Responding to a Pulse survey that revealed widespread physical and verbal abuse of GPs and their staff, Professor Kamila Hawthorne, Chair of the Royal College of GPs, said: “The findings from this survey are deeply concerning as they show that abuse is now a common experience for GPs and practice staff who are working to their limits – and the reports of physical abuse are particularly distressing. It’s entirely unacceptable for anyone working in general practice to be at the receiving end of abuse of any kind when they are just doing their best to deliver safe, timely and appropriate care for their patients.
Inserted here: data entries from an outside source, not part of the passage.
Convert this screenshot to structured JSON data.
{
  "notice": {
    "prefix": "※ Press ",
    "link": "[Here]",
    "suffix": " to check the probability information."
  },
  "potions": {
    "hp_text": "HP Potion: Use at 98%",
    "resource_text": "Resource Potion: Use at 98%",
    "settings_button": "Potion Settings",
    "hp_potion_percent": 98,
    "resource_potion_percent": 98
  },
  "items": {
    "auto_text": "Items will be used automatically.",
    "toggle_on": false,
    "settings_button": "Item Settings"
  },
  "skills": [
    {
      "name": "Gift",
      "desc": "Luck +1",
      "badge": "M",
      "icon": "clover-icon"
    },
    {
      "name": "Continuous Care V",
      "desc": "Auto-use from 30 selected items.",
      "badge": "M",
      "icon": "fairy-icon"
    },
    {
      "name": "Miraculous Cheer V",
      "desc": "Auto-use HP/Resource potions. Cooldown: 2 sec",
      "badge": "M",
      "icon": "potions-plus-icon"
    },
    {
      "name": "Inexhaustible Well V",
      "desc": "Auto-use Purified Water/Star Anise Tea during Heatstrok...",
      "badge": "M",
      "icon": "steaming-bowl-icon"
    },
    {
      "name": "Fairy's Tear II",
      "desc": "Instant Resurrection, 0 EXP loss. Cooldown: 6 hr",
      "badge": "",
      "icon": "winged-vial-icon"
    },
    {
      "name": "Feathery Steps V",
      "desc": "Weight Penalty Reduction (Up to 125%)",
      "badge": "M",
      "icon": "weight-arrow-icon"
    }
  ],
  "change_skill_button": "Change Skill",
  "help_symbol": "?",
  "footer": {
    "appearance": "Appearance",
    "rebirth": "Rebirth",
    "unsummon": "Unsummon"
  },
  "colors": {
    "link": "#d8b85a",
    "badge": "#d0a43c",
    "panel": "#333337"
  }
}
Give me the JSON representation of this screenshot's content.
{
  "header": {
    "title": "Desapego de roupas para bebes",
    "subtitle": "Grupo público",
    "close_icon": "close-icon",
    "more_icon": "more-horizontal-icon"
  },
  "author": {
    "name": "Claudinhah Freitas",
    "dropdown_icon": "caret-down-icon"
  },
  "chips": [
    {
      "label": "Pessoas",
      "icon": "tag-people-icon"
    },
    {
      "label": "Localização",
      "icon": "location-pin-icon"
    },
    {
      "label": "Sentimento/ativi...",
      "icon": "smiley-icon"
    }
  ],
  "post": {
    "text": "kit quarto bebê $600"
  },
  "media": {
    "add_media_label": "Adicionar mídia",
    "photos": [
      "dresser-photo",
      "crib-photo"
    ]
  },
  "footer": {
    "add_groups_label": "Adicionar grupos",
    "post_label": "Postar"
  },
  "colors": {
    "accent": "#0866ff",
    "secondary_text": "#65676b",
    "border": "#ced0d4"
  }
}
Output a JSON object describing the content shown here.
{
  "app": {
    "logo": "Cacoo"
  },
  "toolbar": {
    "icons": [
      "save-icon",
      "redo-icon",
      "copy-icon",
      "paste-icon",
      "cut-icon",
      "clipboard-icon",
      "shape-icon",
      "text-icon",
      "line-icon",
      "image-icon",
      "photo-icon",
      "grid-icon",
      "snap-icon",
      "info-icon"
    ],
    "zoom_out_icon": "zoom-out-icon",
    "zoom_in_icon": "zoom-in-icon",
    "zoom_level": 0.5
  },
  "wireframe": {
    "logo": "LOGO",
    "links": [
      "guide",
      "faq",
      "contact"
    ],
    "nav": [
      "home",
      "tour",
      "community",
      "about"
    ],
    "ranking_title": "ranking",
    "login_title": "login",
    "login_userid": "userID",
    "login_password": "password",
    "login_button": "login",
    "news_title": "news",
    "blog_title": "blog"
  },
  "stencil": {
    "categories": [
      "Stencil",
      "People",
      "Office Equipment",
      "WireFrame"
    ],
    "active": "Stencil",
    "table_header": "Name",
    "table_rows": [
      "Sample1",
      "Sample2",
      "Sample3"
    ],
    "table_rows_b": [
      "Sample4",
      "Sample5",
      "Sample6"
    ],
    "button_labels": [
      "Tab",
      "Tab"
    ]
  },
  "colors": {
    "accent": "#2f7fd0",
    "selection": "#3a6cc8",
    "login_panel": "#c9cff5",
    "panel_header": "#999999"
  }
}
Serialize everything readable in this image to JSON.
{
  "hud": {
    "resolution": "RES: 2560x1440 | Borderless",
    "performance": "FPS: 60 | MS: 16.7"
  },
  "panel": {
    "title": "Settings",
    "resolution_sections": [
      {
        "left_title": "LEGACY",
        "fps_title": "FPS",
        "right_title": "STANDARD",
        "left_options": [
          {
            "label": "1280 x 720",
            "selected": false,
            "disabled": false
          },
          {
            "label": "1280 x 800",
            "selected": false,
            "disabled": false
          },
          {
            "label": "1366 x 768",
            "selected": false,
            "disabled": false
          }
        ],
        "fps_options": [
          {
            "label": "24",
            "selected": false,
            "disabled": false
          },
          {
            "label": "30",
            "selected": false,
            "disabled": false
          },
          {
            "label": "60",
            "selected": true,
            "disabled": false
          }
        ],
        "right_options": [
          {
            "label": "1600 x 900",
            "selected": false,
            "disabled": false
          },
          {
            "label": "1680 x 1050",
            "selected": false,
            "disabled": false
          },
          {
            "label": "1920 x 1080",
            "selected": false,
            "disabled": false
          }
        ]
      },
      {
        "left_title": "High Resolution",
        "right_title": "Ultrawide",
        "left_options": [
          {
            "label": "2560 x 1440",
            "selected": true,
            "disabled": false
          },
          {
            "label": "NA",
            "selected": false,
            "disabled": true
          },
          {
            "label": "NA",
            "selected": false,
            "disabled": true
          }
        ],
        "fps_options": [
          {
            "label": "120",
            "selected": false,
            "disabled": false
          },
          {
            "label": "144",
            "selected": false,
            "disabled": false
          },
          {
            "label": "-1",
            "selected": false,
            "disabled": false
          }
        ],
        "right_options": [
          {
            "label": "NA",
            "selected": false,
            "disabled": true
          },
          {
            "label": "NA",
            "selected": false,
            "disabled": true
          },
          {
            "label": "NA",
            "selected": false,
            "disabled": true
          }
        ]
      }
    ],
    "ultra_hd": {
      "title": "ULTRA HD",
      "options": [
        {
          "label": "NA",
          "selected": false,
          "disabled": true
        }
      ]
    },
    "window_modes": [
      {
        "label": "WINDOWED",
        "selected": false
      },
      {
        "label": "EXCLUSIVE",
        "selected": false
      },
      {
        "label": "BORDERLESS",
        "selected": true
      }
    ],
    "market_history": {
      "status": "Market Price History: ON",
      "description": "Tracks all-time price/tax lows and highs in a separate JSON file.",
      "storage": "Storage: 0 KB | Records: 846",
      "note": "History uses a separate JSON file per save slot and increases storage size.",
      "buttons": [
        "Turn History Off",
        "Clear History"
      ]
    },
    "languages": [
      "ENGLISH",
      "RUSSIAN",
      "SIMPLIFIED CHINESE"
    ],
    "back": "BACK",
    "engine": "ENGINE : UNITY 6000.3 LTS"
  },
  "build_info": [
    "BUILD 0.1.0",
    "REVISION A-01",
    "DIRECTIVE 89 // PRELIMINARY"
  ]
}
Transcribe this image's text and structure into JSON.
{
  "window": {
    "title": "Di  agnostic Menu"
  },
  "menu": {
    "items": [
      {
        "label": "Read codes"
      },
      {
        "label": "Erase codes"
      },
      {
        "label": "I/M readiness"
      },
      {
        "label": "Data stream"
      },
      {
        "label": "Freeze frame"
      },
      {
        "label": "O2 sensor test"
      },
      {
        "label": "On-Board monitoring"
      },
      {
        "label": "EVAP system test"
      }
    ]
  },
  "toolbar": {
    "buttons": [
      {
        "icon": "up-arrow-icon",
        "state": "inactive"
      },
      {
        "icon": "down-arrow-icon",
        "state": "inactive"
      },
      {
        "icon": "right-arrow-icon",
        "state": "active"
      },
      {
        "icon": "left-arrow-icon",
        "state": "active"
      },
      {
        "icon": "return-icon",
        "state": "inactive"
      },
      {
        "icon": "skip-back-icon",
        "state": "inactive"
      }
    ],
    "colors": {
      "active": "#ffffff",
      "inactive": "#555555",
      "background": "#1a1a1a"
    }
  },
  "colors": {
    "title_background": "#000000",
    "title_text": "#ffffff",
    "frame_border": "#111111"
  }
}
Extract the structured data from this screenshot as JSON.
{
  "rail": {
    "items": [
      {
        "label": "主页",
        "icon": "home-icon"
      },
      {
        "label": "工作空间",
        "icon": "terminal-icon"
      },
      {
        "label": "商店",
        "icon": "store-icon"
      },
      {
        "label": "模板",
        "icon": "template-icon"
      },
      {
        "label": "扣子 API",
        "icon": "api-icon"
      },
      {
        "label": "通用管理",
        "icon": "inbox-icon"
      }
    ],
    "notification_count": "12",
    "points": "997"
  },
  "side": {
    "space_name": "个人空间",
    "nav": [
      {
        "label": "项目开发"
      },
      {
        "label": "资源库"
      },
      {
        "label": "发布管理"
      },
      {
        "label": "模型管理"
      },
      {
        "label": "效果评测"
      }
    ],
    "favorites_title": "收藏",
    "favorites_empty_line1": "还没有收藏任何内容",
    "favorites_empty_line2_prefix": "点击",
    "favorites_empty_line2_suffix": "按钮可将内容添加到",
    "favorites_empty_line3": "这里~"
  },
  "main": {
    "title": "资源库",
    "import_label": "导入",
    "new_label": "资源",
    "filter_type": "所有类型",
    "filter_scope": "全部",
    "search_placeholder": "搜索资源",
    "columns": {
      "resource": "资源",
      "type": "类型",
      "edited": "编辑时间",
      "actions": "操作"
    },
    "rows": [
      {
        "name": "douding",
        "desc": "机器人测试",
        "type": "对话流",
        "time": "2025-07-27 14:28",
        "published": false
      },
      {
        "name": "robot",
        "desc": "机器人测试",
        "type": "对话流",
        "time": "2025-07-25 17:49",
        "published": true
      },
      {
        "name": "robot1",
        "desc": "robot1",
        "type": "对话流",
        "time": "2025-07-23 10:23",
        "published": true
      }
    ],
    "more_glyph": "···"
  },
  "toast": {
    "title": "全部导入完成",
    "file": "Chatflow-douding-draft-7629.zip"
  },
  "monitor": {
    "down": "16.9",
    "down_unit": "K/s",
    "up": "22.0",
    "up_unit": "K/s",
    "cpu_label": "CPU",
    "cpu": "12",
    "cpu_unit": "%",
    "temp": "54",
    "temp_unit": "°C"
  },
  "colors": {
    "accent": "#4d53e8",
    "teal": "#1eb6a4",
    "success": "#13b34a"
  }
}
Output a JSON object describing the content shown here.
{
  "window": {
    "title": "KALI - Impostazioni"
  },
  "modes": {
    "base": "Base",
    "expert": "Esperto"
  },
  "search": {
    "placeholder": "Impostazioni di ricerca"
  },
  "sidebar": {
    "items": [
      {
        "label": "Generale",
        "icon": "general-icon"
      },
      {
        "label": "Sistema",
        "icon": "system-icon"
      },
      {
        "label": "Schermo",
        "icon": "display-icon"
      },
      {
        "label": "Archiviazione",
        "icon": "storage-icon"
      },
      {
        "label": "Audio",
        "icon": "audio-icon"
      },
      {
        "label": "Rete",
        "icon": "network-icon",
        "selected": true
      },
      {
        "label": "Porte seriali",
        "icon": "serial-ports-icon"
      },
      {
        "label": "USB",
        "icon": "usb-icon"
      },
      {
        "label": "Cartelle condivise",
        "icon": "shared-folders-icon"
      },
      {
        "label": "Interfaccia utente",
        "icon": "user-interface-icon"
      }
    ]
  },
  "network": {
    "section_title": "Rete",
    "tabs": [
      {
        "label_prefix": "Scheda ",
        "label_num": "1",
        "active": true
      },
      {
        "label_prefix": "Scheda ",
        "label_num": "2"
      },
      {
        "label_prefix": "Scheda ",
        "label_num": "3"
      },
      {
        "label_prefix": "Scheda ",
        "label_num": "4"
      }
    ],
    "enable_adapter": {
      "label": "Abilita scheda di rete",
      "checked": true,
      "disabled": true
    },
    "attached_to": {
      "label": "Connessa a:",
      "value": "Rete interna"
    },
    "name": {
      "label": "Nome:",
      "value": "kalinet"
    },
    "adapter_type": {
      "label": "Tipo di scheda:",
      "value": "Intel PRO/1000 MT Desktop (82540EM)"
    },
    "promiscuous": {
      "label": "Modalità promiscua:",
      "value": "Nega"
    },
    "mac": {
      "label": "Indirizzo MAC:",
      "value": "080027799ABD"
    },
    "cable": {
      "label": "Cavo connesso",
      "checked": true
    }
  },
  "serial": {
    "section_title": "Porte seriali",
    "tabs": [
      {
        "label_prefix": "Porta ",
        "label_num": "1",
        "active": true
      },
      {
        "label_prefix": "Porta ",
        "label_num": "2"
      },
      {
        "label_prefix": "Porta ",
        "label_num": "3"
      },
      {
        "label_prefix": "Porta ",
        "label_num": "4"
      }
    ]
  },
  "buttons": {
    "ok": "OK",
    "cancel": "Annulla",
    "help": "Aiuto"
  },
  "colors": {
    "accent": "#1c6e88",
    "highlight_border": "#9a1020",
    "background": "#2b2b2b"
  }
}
“We share our patients’ frustrations when they have difficulty accessing our services, but the vast majority appreciate that GPs and our teams are doing the best we can under intense workload and workforce pressures. The reality is that having to work in these circumstances, with the additional worry that you may face abuse, sometimes on a daily basis, will have a significant impact on the mental health, wellbeing and morale of individual doctors and practice staff.
“Ultimately, decades of underfunding and inadequate workforce planning have left general practice struggling at a time when patient needs are growing in complexity and volume. As a result, more GPs are leaving the profession than are entering it. This is why the College is calling on Government to rapidly deliver a new recruitment and retention strategy that goes beyond the promise of 6,000 more GPs pledged in its 2019 election manifesto, and return funding for general practice to 11% of the total NHS spend. We also want further investment in our IT systems and premises, and steps to cut bureaucracy to give GPs more time to deliver patient care.”
RCGP Press office: 0203 188 7659
Notes to editors
The Royal College of General Practitioners is a network of more than 54,000 family doctors working to improve care for patients. We work to encourage and maintain the highest standards of general medical practice and act as the voice of GPs on education, training, research and clinical standards.